Moreover, I have improved the article by rewording interpretations & opinions as opinions, instead of fact. No one can prove that there was some such continual interpretation since Barnabas, undisputed, held every year by someone somewhere throughout history. Also, I have revised claims to how Christians in general have interpreted some passage; since the generalization about Christians is wrong. Most Christians never heard of these theories. I am a Christian graduate of Bible College, Seminary, & University (e.g., Faculty of Theology in a British University), and I never ever heard this before. And these sorts of statements are of the type very likely to be disputed by various scholars. This article must not read as an exercise in apologetics by a Roman Catholic apologist supporting his POV that the apocrypha is canonical, even if deuterocanonical. EnochBethany (talk) 18:50, 5 May 2013 (UTC))
Anyone know of the quote below?
A person I know told me the quote below, or something like it... is from the Book of Wisdom of Solomon
"When you lack the confidence to rely on reason, you give into the fears cause by ignorance."
Unsupported non-sequitur removed
To justify why I am removing the following text from the article:
King Josiah was king in Israel; he built (repaired) the temple; like Ezra who came after him he preached the law of the Lord to the kahal, the assembly of the people; and he is praised as being greater and wiser than any king who came before him, greater and wiser than Solomon who sinned. The praise of Josiah's wisdom parallels the words found in Ecclesiastes I:16, "Lo, I am come to great estate, and have gotten more wisdom than all they that have been before me in Jerusalem..."
This comes in the middle of a paragraph.
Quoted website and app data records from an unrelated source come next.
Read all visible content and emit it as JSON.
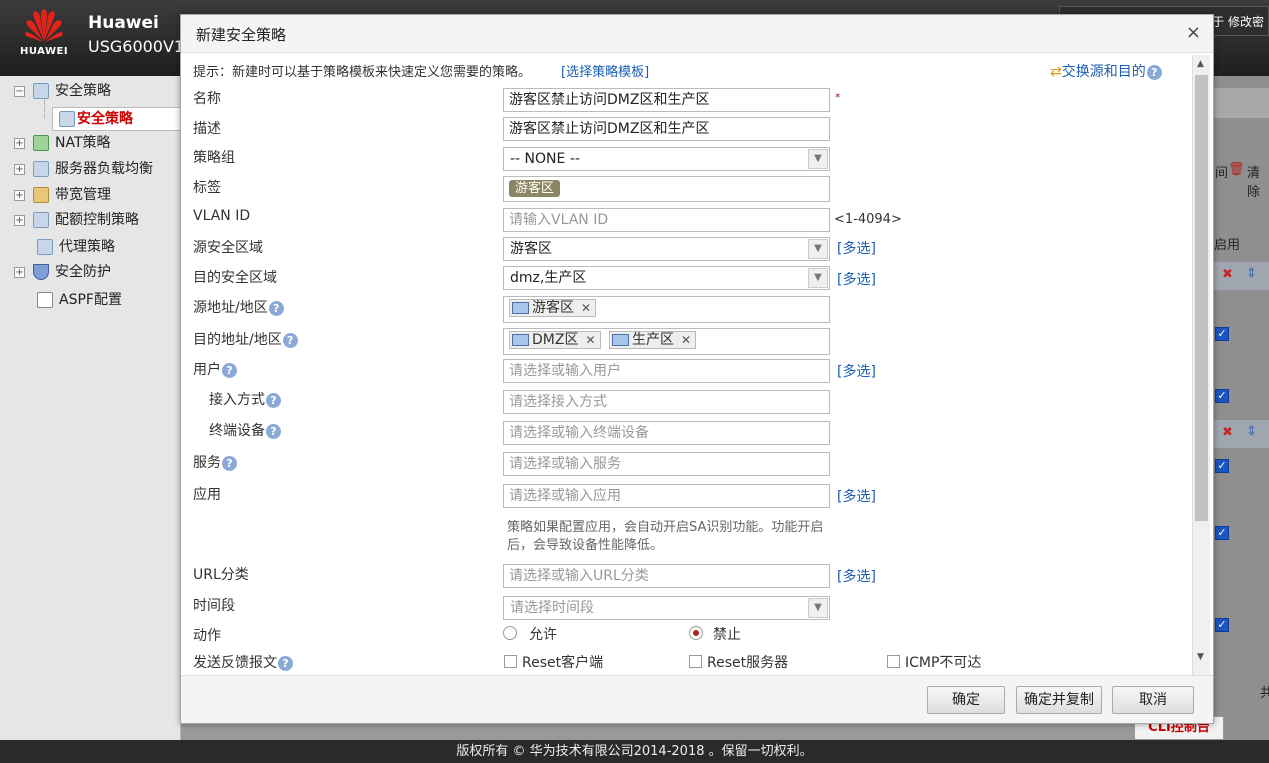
{
  "header": {
    "brand": "Huawei",
    "model": "USG6000V1",
    "logo_text": "HUAWEI",
    "right_text": "于 修改密"
  },
  "sidebar": {
    "items": [
      {
        "label": "安全策略",
        "expander": "−",
        "icon": "policy-icon"
      },
      {
        "label": "安全策略",
        "expander": "",
        "icon": "policy-icon",
        "selected": true
      },
      {
        "label": "NAT策略",
        "expander": "+",
        "icon": "nat-icon"
      },
      {
        "label": "服务器负载均衡",
        "expander": "+",
        "icon": "server-icon"
      },
      {
        "label": "带宽管理",
        "expander": "+",
        "icon": "bandwidth-icon"
      },
      {
        "label": "配额控制策略",
        "expander": "+",
        "icon": "quota-icon"
      },
      {
        "label": "代理策略",
        "expander": "",
        "icon": "proxy-icon"
      },
      {
        "label": "安全防护",
        "expander": "+",
        "icon": "shield-icon"
      },
      {
        "label": "ASPF配置",
        "expander": "",
        "icon": "aspf-icon"
      }
    ]
  },
  "background": {
    "delete_text": "清除",
    "col_text": "启用",
    "btm_text": "共",
    "cli_text": "CLI控制台",
    "frag_text": "间"
  },
  "dialog": {
    "title": "新建安全策略",
    "close": "×",
    "hint": "提示：新建时可以基于策略模板来快速定义您需要的策略。",
    "template_link": "[选择策略模板]",
    "swap_link": "交换源和目的",
    "required_mark": "*",
    "multi_select": "[多选]",
    "vlan_range": "<1-4094>",
    "fields": {
      "name": {
        "label": "名称",
        "value": "游客区禁止访问DMZ区和生产区"
      },
      "desc": {
        "label": "描述",
        "value": "游客区禁止访问DMZ区和生产区"
      },
      "group": {
        "label": "策略组",
        "value": "-- NONE --"
      },
      "tag": {
        "label": "标签",
        "value": "游客区"
      },
      "vlan": {
        "label": "VLAN ID",
        "placeholder": "请输入VLAN ID"
      },
      "src_zone": {
        "label": "源安全区域",
        "value": "游客区"
      },
      "dst_zone": {
        "label": "目的安全区域",
        "value": "dmz,生产区"
      },
      "src_addr": {
        "label": "源地址/地区",
        "tags": [
          "游客区"
        ]
      },
      "dst_addr": {
        "label": "目的地址/地区",
        "tags": [
          "DMZ区",
          "生产区"
        ]
      },
      "user": {
        "label": "用户",
        "placeholder": "请选择或输入用户"
      },
      "access": {
        "label": "接入方式",
        "placeholder": "请选择接入方式"
      },
      "device": {
        "label": "终端设备",
        "placeholder": "请选择或输入终端设备"
      },
      "service": {
        "label": "服务",
        "placeholder": "请选择或输入服务"
      },
      "app": {
        "label": "应用",
        "placeholder": "请选择或输入应用",
        "note": "策略如果配置应用，会自动开启SA识别功能。功能开启后，会导致设备性能降低。"
      },
      "url": {
        "label": "URL分类",
        "placeholder": "请选择或输入URL分类"
      },
      "time": {
        "label": "时间段",
        "placeholder": "请选择时间段"
      },
      "action": {
        "label": "动作",
        "permit": "允许",
        "deny": "禁止"
      },
      "feedback": {
        "label": "发送反馈报文",
        "opt1": "Reset客户端",
        "opt2": "Reset服务器",
        "opt3": "ICMP不可达"
      }
    },
    "buttons": {
      "ok": "确定",
      "ok_copy": "确定并复制",
      "cancel": "取消"
    }
  },
  "footer": {
    "text": "版权所有 © 华为技术有限公司2014-2018 。保留一切权利。"
  }
}
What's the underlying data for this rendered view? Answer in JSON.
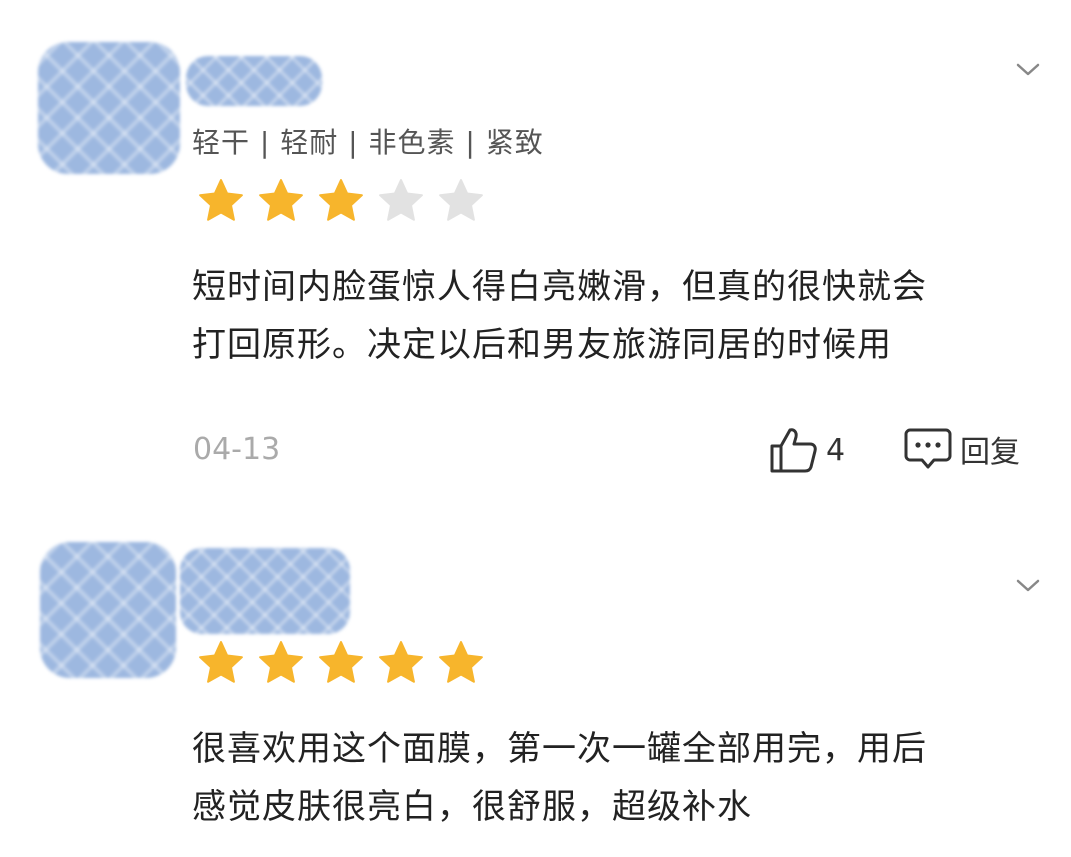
{
  "colors": {
    "star_filled": "#f7b52c",
    "star_empty": "#e2e2e2",
    "text": "#222222",
    "tags_text": "#555555",
    "date_text": "#aaaaaa"
  },
  "reviews": [
    {
      "tags": "轻干 | 轻耐 | 非色素 | 紧致",
      "rating": 3,
      "max_rating": 5,
      "text_lines": [
        "短时间内脸蛋惊人得白亮嫩滑，但真的很快就会",
        "打回原形。决定以后和男友旅游同居的时候用"
      ],
      "date": "04-13",
      "likes": "4",
      "reply_label": "回复",
      "icons": [
        "chevron-down-icon",
        "thumbs-up-icon",
        "comment-icon"
      ]
    },
    {
      "rating": 5,
      "max_rating": 5,
      "text_lines": [
        "很喜欢用这个面膜，第一次一罐全部用完，用后",
        "感觉皮肤很亮白，很舒服，超级补水"
      ],
      "icons": [
        "chevron-down-icon"
      ]
    }
  ]
}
From an editorial standpoint it makes no sense. There is no transition in the paragraph which posits that King Josiah may have been the author of Sirach or Ecclesiastes. Nor is any primary scholarly source cited that proposes such a theory. At best, this is original research, but it's actually worse than that. Not one of the three biblical sources cited (Kings, Chronicles, Sirach) actually say that Josiah is greater than any king who came before him, or that he was greater and WISER than Solomon! The verses in Kings clearly indicate that no other king repented with such a full heart as Josiah did.
- Good catch. This piqued my curiosity. I tracked down the edit that added that material on May 18, 2013. It was added last year by User:Espresso-con-pana who was blocked indefinitely on October 1, 2014 as a sockpuppet of the previously indefinitely blocked contentious user User:Michael Paul Heart. He appears to have pushed fringe theories and texts and to have inserted original research into articles as well as using sockpuppets to support his viewpoint or to add material so it would not be attributed to his main account. The insertion here was clearly not based on reliable and verifiable secondary sources or scholarship and was either point of view pushing or an effort to mess up the article in response to the blocking of Heart's main account. It shows how subtle these problems can be and how often only some diligent person with initiative can spot the error and correct it. Donner60 (talk) 02:53, 30 October 2014 (UTC)